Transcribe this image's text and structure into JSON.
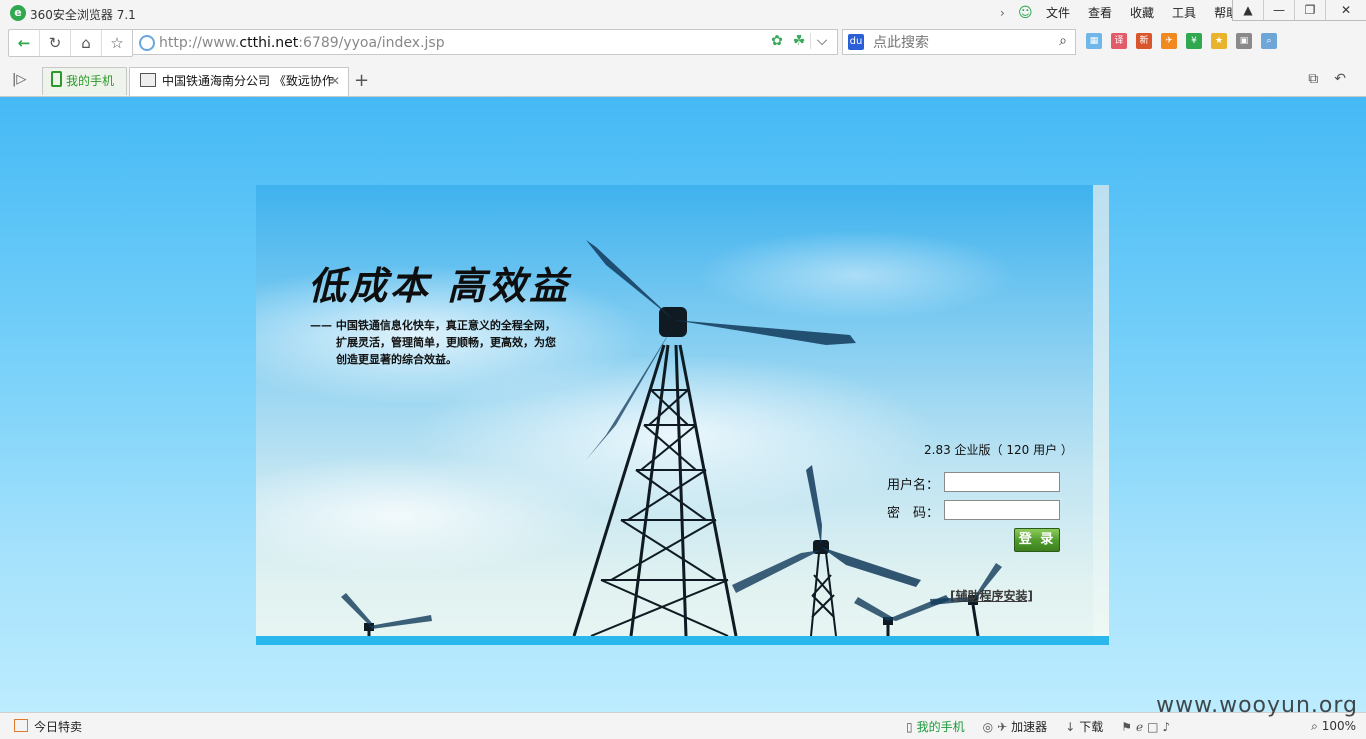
{
  "browser": {
    "title": "360安全浏览器 7.1",
    "menu": [
      "文件",
      "查看",
      "收藏",
      "工具",
      "帮助"
    ],
    "address": {
      "url_prefix": "http://www.",
      "url_host": "ctthi.net",
      "url_suffix": ":6789/yyoa/index.jsp"
    },
    "search": {
      "placeholder": "点此搜索"
    },
    "tabs": {
      "phone_tab": "我的手机",
      "active_tab": "中国铁通海南分公司 《致远协作",
      "add": "+"
    }
  },
  "page": {
    "slogan": {
      "title": "低成本  高效益",
      "line1": "—— 中国铁通信息化快车，真正意义的全程全网，",
      "line2": "扩展灵活，管理简单，更顺畅，更高效，为您",
      "line3": "创造更显著的综合效益。"
    },
    "login": {
      "version": "2.83 企业版（ 120 用户 ）",
      "username_label": "用户名：",
      "password_label": "密　码：",
      "username_value": "",
      "password_value": "",
      "submit_label": "登 录",
      "helper_link": "[辅助程序安装]"
    }
  },
  "statusbar": {
    "deal": "今日特卖",
    "phone": "我的手机",
    "accelerator": "加速器",
    "download": "下载",
    "zoom": "100%"
  },
  "watermark": "www.wooyun.org",
  "colors": {
    "page_background_top": "#45b9f5",
    "page_background_bottom": "#bcecfe",
    "login_button": "#4e9a2c",
    "brand_green": "#2fa84f"
  }
}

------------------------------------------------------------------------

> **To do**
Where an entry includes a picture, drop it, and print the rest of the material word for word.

> **Solution for this exercise**
Transcribe this image's text and structure into JSON.
{
  "browser": {
    "title": "360安全浏览器 7.1",
    "menu": [
      "文件",
      "查看",
      "收藏",
      "工具",
      "帮助"
    ],
    "address": {
      "url_prefix": "http://www.",
      "url_host": "ctthi.net",
      "url_suffix": ":6789/yyoa/index.jsp"
    },
    "search": {
      "placeholder": "点此搜索"
    },
    "tabs": {
      "phone_tab": "我的手机",
      "active_tab": "中国铁通海南分公司 《致远协作",
      "add": "+"
    }
  },
  "page": {
    "slogan": {
      "title": "低成本  高效益",
      "line1": "—— 中国铁通信息化快车，真正意义的全程全网，",
      "line2": "扩展灵活，管理简单，更顺畅，更高效，为您",
      "line3": "创造更显著的综合效益。"
    },
    "login": {
      "version": "2.83 企业版（ 120 用户 ）",
      "username_label": "用户名：",
      "password_label": "密　码：",
      "username_value": "",
      "password_value": "",
      "submit_label": "登 录",
      "helper_link": "[辅助程序安装]"
    }
  },
  "statusbar": {
    "deal": "今日特卖",
    "phone": "我的手机",
    "accelerator": "加速器",
    "download": "下载",
    "zoom": "100%"
  },
  "watermark": "www.wooyun.org",
  "colors": {
    "page_background_top": "#45b9f5",
    "page_background_bottom": "#bcecfe",
    "login_button": "#4e9a2c",
    "brand_green": "#2fa84f"
  }
}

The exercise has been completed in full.